Everyone’s met a mother who seems a bit overprotective when it comes to their children. In some cases, that overbearing approach leads to major developmental issues for the child. They’re unable to cope in the real word, never having to face life’s issues on their own. It can leave them disconnected or even fearful of things to which most of us don’t even give a second thought.
Such is the case with Cornelia (Luminita Gheorghiu), a well-off architect from Bucharest, and her adult son Barbu (Bogdan Dumitrache). One night, she receives a call that all parents fear. Her son’s been involved in a car accident that resulted in the death of a 14-year-old boy whom Barbu didn’t see in time. Cornelia rushes to the police station to immediately take total control of the situation and to limit her son’s liability in the incident.
Gheorghiu is the heart of the film. Her Cornelia is all business, leaving little doubt as to who’s in charge at every moment. Even when you think she’s cornered, you quickly realize that it’s only because that perception is her best advantage. Her acting is, for the most part, the most redeeming quality that the film provides.
It’s clear that the objective of the film is to shock us all as a tense psychological drama. but it just doesn’t work. We’re supposed to be repelled by the class manipulation that Cornelia brings to bear. Unfortunately, in this day and age where such realities are commonplace, it’s like expecting the audience to be shocked that Tuesday follows Monday. In our own society, lawyers would prevent us from even considering many of the interactions that are designed to astonish us. Nothing she attempts to do is all that surprising, and it’s nothing that any mother in America wouldn’t do without hesitation.
The film’s also bogged down by countless, drawn-out, tediously unnecessary scenes that so often impress critics but bore the hell out of almost everyone else. Nothing about the approach adds tension. There’s an entire laborious subplot regarding Barbu’s girlfriend (Ilinca Goia) that exists to drive home a point that we all already understood from the outset and that could have been underscored in a sentence or two.
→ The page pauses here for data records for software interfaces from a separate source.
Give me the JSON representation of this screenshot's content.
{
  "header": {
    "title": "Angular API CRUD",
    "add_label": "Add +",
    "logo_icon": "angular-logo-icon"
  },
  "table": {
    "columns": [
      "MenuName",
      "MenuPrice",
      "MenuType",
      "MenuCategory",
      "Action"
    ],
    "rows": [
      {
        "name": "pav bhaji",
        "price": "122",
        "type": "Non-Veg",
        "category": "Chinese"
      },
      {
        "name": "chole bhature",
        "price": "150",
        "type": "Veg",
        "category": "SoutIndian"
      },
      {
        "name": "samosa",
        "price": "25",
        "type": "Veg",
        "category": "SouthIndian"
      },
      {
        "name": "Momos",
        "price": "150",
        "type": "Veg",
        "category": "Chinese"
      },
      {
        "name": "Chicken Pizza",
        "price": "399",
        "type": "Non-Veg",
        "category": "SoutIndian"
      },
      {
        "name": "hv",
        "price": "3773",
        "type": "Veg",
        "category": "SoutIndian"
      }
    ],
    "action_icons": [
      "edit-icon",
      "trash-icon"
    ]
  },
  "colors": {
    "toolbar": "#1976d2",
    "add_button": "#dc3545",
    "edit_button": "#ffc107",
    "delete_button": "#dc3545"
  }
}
Fans of exceptional acting and a deep, methodically-paced plot will likely find much to applaud. Almost everyone else will continue to wonder what all of the fuss is about.